Sterling Archer and his team of former anti-terrorist secret agents are now jobless, both their private security firm and attempts to work for the CIA having ended in failure. Relocating to Los Angeles, they set up a private detective agency and are soon embroiled in a complex mystery involving a Hollywood starlet and a movie set hiding a lot of secrets. However, Archer finds himself in over his head and a shocking reversal leads him to three very strange places indeed...
The first six seasons of Archer saw the titular agent and his back-up team at private security firm ISIS (hurriedly renamed and then removed from references for fairly obvious real-world reasons) getting into scrapes and hijinks against an ambiguous historical background. Season 6 was the final one for the "classic" Archer set-up, with the crew working for the CIA directly against hostile foreign powers whilst getting into their standard inter-team banter. Season 7 moves the team to Los Angeles and a private detective agency setting, which works well but also feels a little too reminiscent of Season 5's Miami-set "Vice" season.
At the end of Season 7, however, the show takes an abrupt turn for the surreal.
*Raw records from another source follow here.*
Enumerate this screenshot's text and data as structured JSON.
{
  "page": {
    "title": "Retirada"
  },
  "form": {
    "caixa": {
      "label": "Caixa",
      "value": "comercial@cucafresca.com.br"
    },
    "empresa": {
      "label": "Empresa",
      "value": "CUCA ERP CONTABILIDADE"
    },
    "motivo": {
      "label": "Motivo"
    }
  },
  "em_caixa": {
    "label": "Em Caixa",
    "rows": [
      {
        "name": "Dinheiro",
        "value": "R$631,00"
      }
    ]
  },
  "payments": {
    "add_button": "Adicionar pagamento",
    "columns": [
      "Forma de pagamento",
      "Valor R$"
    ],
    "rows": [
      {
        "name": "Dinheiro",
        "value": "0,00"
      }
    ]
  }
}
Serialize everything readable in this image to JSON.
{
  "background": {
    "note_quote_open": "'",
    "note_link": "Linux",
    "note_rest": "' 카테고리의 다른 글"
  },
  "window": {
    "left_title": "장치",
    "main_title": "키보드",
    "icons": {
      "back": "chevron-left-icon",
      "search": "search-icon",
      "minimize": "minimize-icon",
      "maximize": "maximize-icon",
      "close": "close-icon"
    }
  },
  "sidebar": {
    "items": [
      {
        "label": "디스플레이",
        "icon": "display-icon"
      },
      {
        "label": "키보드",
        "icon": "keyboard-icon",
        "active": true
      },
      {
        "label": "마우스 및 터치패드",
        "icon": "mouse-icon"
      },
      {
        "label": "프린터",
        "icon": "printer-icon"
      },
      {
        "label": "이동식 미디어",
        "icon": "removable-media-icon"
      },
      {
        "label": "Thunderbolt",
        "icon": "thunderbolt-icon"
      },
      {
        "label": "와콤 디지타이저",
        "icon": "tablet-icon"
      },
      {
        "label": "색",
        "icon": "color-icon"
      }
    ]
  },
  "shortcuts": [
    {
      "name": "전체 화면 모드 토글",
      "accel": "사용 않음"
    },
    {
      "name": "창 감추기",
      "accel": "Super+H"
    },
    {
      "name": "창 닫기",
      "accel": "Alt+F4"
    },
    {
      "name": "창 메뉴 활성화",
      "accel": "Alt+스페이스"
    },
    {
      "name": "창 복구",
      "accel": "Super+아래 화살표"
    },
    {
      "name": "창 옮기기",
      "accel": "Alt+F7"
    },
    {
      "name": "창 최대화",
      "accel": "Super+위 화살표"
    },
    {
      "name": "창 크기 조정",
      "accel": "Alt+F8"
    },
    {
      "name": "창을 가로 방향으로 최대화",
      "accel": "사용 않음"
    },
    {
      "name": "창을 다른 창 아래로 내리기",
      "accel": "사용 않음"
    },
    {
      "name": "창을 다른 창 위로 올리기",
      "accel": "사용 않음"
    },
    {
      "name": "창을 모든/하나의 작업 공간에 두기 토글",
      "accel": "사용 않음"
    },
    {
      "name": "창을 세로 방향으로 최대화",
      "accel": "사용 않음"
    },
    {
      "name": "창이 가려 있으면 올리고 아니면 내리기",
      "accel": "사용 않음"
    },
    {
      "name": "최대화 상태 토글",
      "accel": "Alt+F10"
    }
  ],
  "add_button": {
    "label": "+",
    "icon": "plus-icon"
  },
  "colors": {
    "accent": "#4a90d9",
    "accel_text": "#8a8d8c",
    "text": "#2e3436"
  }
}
Archer is shot and falls into a coma; the subsequent three seasons unfold entirely in his mind (shades of classic British genre shows Life on Mars and Ashes to Ashes) with the regular cast re-conceptualised each time. Season 8, subtitled Dreamland, sees the team in 1947 LA and riffing off classic film noir tropes. Season 9, Danger Island, puts the team on a tropical island. Season 10, Archer 1999, is set in the future with the regular team now crewmembers on a starship.
For a show to completely rejig its premise like this and for so long is remarkable, perhaps even unprecedented. Archer was so firmly immersed in the world of spies, espionage and modern pop culture references that yanking the show completely out of it and forcing it into areas away from its comfort zone feels unsettling, but also extremely brave and, when it works, quite inventive. For any show, six seasons and 75 episodes in one milieu is more than enough, so to switch to a new approach helps in keeping the show fresh.
Or at least it should. Truth be told, these latter four seasons of Archer are a mixed bag. Season 7 feels very much like a reheated version of Season 5 and very little of the season's storylines or characters have remained memorable. Fun to watch in the moment, but a little too reliant on running gags. The three "concept" seasons are all better, and there's a lot of fun seeing the characters reimagined in new situations. However, the characters quickly fall back into their more familiar roles and a lot of the running gags and repetitive character tics from earlier seasons return. There's no denying that the "high concept" idea does inject fresh energy to the show at a moment when it was running out, but it doesn't solve all of the problems.
Of the three high concept seasons, Archer 1999 is by far the best. Putting the team on a spaceship is a brilliant idea and allows the writers to bring in a lot of new concepts that they couldn't touch previously. It features some of the best laughs since the show's early seasons, with Mr. Deadly Goes to Town (starring the incomparable Matt Berry as the titular Mr. Deadly, a sentient bomb who just wants someone to detonate him) being a stand-out moment. Danger Island is okay, but it feels like we visited a lot of these ideas in previous seasons when Archer had to go to exotic locations to undertake one-off missions. Dreamland has a lot of promise but the noir setting isn't really compatible with Archer's usually cynical and biting humour, so it does go to waste a little.
If the three high concept seasons don't entirely work as intended, they still help keep Archer (***½) fresh, and it's good to see that at the end of Season 10 the idea is put to bed permanently. Season 11 should see the return of the "real" world and Archer catching up with everyone over what has happened in the past three years should hopefully result in a more interesting show. The series airs on Netflix in the UK and FXX in the United States.